Records from a data collection:
···

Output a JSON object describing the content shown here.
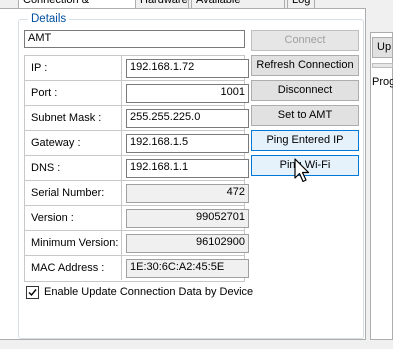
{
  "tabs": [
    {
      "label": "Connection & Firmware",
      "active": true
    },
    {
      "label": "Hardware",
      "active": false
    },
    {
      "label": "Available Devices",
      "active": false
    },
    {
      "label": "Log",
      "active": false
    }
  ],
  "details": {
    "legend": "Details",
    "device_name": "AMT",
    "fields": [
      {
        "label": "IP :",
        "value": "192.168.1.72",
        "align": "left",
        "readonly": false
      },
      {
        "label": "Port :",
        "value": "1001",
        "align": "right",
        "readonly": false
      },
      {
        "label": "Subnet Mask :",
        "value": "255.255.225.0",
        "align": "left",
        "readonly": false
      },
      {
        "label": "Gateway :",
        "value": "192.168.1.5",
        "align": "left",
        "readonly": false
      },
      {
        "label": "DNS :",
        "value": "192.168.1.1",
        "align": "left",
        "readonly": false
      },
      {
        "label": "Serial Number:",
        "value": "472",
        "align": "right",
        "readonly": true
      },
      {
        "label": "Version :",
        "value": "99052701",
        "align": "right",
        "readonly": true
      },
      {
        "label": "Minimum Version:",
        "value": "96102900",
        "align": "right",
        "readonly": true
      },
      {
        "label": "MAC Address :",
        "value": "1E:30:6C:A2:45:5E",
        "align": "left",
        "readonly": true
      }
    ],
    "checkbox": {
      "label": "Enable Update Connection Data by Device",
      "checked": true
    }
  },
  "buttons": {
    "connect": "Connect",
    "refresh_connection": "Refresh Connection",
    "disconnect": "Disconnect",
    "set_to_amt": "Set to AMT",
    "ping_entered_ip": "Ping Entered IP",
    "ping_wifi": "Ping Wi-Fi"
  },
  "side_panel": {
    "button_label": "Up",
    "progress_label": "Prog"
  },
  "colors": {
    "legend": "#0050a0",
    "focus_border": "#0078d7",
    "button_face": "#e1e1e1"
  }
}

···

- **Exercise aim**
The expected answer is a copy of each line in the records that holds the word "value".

- **Written response**
        "value": "192.168.1.72",
        "value": "1001",
        "value": "255.255.225.0",
        "value": "192.168.1.5",
        "value": "192.168.1.1",
        "value": "472",
        "value": "99052701",
        "value": "96102900",
        "value": "1E:30:6C:A2:45:5E",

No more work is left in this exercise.